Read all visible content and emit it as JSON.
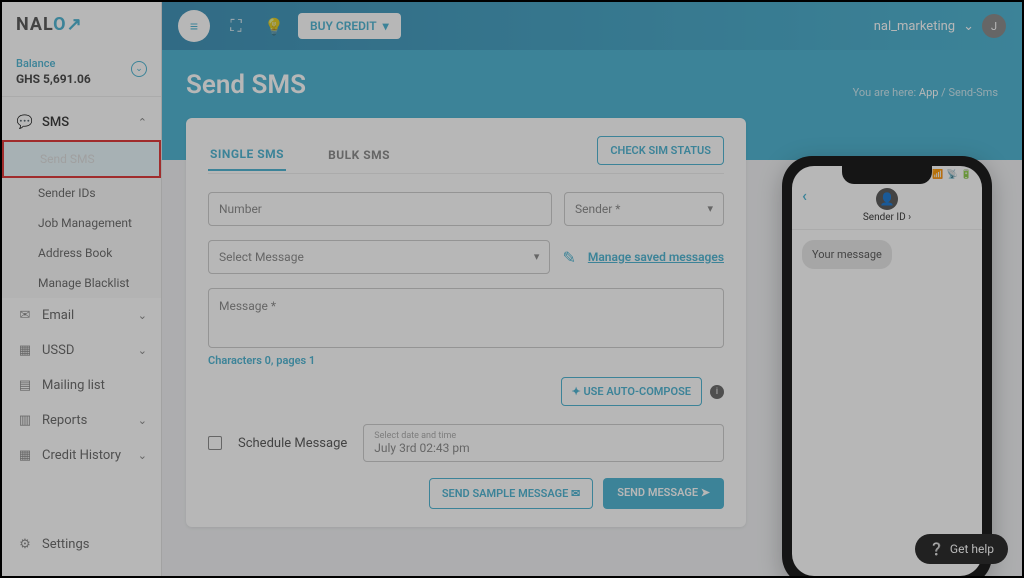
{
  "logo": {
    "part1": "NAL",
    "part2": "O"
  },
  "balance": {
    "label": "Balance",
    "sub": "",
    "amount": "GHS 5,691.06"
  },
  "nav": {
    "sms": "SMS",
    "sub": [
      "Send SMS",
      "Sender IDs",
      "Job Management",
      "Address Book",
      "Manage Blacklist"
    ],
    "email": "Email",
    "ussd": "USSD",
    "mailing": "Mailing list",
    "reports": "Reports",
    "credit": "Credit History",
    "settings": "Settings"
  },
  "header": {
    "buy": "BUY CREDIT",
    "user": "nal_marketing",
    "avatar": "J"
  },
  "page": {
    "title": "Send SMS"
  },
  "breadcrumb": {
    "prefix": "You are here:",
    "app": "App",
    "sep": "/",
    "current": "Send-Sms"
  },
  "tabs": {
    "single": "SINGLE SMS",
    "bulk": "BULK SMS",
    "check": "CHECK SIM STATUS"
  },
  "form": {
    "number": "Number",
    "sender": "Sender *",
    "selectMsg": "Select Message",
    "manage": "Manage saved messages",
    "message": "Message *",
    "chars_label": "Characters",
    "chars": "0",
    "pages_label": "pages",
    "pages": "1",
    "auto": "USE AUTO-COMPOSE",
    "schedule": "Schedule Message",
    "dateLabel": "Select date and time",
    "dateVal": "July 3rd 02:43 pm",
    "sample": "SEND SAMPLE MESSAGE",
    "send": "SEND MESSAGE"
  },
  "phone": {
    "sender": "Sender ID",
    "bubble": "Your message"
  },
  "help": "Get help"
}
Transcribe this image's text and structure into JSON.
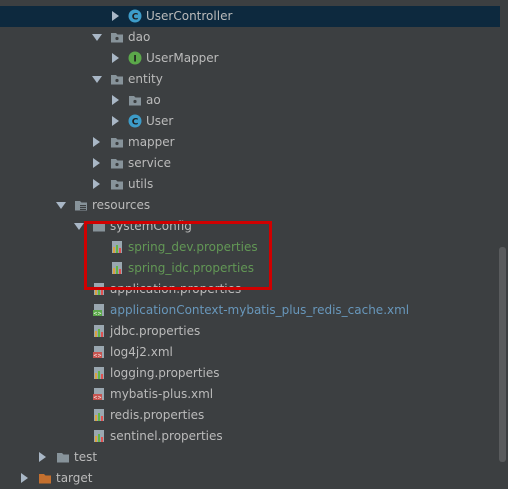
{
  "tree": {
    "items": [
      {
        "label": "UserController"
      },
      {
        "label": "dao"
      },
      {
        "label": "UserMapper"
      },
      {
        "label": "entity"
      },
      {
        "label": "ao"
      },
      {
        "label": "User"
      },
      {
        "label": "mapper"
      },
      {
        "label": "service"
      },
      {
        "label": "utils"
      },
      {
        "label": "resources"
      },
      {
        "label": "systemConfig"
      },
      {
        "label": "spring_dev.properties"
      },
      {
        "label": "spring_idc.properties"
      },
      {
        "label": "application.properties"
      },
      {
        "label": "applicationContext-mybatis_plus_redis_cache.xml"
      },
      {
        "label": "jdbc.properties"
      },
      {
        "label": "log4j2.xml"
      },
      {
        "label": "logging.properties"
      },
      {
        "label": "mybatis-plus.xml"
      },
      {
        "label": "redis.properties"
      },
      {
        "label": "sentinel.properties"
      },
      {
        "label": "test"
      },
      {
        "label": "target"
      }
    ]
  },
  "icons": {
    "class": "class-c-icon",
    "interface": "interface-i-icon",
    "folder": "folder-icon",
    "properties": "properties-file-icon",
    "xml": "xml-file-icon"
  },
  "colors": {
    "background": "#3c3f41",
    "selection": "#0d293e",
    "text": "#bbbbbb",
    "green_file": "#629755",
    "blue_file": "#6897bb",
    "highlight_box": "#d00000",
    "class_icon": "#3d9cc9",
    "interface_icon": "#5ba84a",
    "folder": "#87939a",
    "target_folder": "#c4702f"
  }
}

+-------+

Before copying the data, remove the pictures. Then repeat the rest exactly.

[Solved exercise]
Read all visible content and emit it as JSON.
{
  "logo": {
    "part1": "NAL",
    "part2": "O"
  },
  "balance": {
    "label": "Balance",
    "sub": "",
    "amount": "GHS 5,691.06"
  },
  "nav": {
    "sms": "SMS",
    "sub": [
      "Send SMS",
      "Sender IDs",
      "Job Management",
      "Address Book",
      "Manage Blacklist"
    ],
    "email": "Email",
    "ussd": "USSD",
    "mailing": "Mailing list",
    "reports": "Reports",
    "credit": "Credit History",
    "settings": "Settings"
  },
  "header": {
    "buy": "BUY CREDIT",
    "user": "nal_marketing",
    "avatar": "J"
  },
  "page": {
    "title": "Send SMS"
  },
  "breadcrumb": {
    "prefix": "You are here:",
    "app": "App",
    "sep": "/",
    "current": "Send-Sms"
  },
  "tabs": {
    "single": "SINGLE SMS",
    "bulk": "BULK SMS",
    "check": "CHECK SIM STATUS"
  },
  "form": {
    "number": "Number",
    "sender": "Sender *",
    "selectMsg": "Select Message",
    "manage": "Manage saved messages",
    "message": "Message *",
    "chars_label": "Characters",
    "chars": "0",
    "pages_label": "pages",
    "pages": "1",
    "auto": "USE AUTO-COMPOSE",
    "schedule": "Schedule Message",
    "dateLabel": "Select date and time",
    "dateVal": "July 3rd 02:43 pm",
    "sample": "SEND SAMPLE MESSAGE",
    "send": "SEND MESSAGE"
  },
  "phone": {
    "sender": "Sender ID",
    "bubble": "Your message"
  },
  "help": "Get help"
}
Transcribe this image's text and structure into JSON.
{
  "tree": {
    "items": [
      {
        "label": "UserController"
      },
      {
        "label": "dao"
      },
      {
        "label": "UserMapper"
      },
      {
        "label": "entity"
      },
      {
        "label": "ao"
      },
      {
        "label": "User"
      },
      {
        "label": "mapper"
      },
      {
        "label": "service"
      },
      {
        "label": "utils"
      },
      {
        "label": "resources"
      },
      {
        "label": "systemConfig"
      },
      {
        "label": "spring_dev.properties"
      },
      {
        "label": "spring_idc.properties"
      },
      {
        "label": "application.properties"
      },
      {
        "label": "applicationContext-mybatis_plus_redis_cache.xml"
      },
      {
        "label": "jdbc.properties"
      },
      {
        "label": "log4j2.xml"
      },
      {
        "label": "logging.properties"
      },
      {
        "label": "mybatis-plus.xml"
      },
      {
        "label": "redis.properties"
      },
      {
        "label": "sentinel.properties"
      },
      {
        "label": "test"
      },
      {
        "label": "target"
      }
    ]
  },
  "icons": {
    "class": "class-c-icon",
    "interface": "interface-i-icon",
    "folder": "folder-icon",
    "properties": "properties-file-icon",
    "xml": "xml-file-icon"
  },
  "colors": {
    "background": "#3c3f41",
    "selection": "#0d293e",
    "text": "#bbbbbb",
    "green_file": "#629755",
    "blue_file": "#6897bb",
    "highlight_box": "#d00000",
    "class_icon": "#3d9cc9",
    "interface_icon": "#5ba84a",
    "folder": "#87939a",
    "target_folder": "#c4702f"
  }
}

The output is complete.